Bare feet resting on church steps

Lined up

In empty, cactus lined parking lots

To tents

That I hope are handing out water


Lenora asks

Why they are all black


They used to be all white

Where we used to live

And I realize this explanation

Won’t be a quick one


Because it starts hundreds of years ago

Maybe longer

Involves a map

Inked with melanin

Ships crossing

United states

The South

And of course


And War


My mind slips around these


To when I was in school

With black kids

Who were bused in

From the neighboring city

Where there were no neighborhood schools

For them to attend

So the kids there were parceled out


Bused in small groups

To our neighborhood schools


We were taught to be proud

Part of a grand democratic experiment

Sitting in the multi-purpose room

We watched dancers in brightly patterned clothes

And headscarves

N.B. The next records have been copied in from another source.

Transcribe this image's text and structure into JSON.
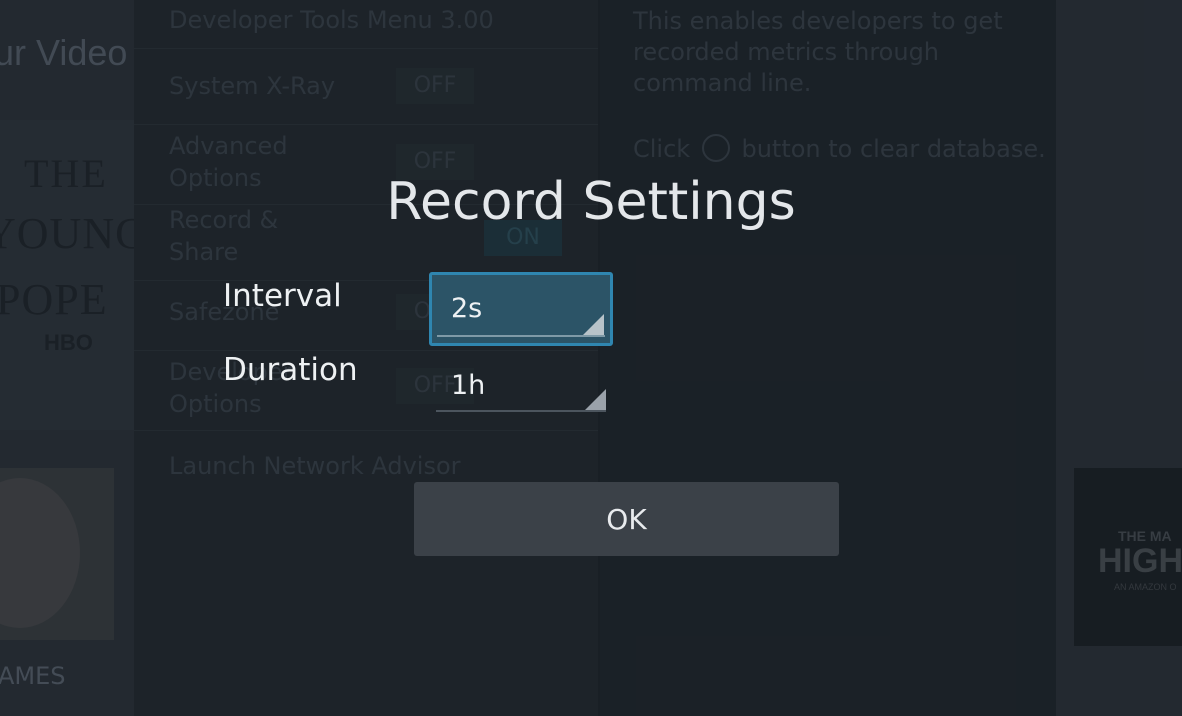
{
  "background": {
    "left_title_fragment": "ur Video",
    "poster": {
      "line1": "THE",
      "line2": "YOUNG",
      "line3": "POPE",
      "network": "HBO"
    },
    "games_fragment": "AMES",
    "menu": {
      "header": "Developer Tools Menu 3.00",
      "rows": [
        {
          "label": "System X-Ray",
          "toggle": "OFF"
        },
        {
          "label": "Advanced\nOptions",
          "toggle": "OFF"
        },
        {
          "label": "Record &\nShare",
          "toggle": "ON"
        },
        {
          "label": "Safezone",
          "toggle": "OFF"
        },
        {
          "label": "Developer\nOptions",
          "toggle": "OFF"
        },
        {
          "label": "Launch Network Advisor",
          "toggle": ""
        }
      ]
    },
    "description": {
      "text": "This enables developers to get recorded metrics through command line.",
      "hint_prefix": "Click",
      "hint_suffix": "button to clear database."
    },
    "right_poster": {
      "top": "THE MA",
      "main": "HIGH C",
      "sub": "AN AMAZON O"
    }
  },
  "dialog": {
    "title": "Record Settings",
    "interval_label": "Interval",
    "interval_value": "2s",
    "duration_label": "Duration",
    "duration_value": "1h",
    "ok_label": "OK"
  },
  "colors": {
    "focus_border": "#2f86b0",
    "focus_fill": "#2c5467",
    "button_fill": "#3b4148"
  }
}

Drumming and jumping to African music

We studied civil rights

As a finished chapter of history

Where bad and backwards people

Were enlightened or conquered

We sang the world a song

And furnished it with love


I never wondered, then

What it was like

To be the only black kid

In fourth grade



I wonder if it is right, now

To teach that the glistening, bird-filled

Colorblind world

Is near at hand


Or is it more true

To make a number line

With the hundreds of years

Start tallying up the damage

Minus the progress

And hold it up to measure

The line of homeless people

In the cactus-lined lot

The toad

The boys found a toad in the watering can

He blinked out at us from its dark shelter

His throat swelling in and out

With a look that said

Well, here we are


We put him in a bucket

With grass clippings, leaves

A plastic bowl of water

And watched him jump

And jump

For a top that was

Just out of reach


I held him

His skin clammy and rough

Warty as any storybook toad

But delicate and light

A creature improbable


Feeling his miniature bones under thin skin

It seemed the slightest pressure

A sneeze or a stumble

Would send him across that

Narrowest of lines

Between life and death


When the kids asked to let him go

Relieved and proud

We tipped the bucket

And watched him hop

Guardedly around the yard


He wedged himself

At last

In a crack in the concrete

Ronan, worried about him,

Covered the crack with grass

For shade


Ronan cried for a long time

He was worried that the toad would die

We did our best to reassure him

That a toad living in Dallas

Knows how to get around

To the cool wet places


But he was unconsoled

He knew

We had messed with the toad

Taken its winding lifeline in our hands

And, however unwitting

Might have tangled it


The mechanic’s

Where I left my car

Was across from a school

Enclosed by a chain link fence


By drifts of garbage


An old Hispanic lady walked

Hunched with the weight

Of two laden plastic grocery bags

Undaunted by the August heat


A grizzled man at the bus stop

Arranging his plastic bottles

Of clear and amber liquids

Stopped talking to himself

To nod hello


I walked three blocks to

A coffee shop

Where handmade cards

Announced what notes

One should expect

In the daily brew

Butterscotch whiskey apple apricot

An enchanted melody


I tasted bitter

While across the street

A yoga instructor

Yelled commands

At her toned subjects

Blog at WordPress.com.

Up ↑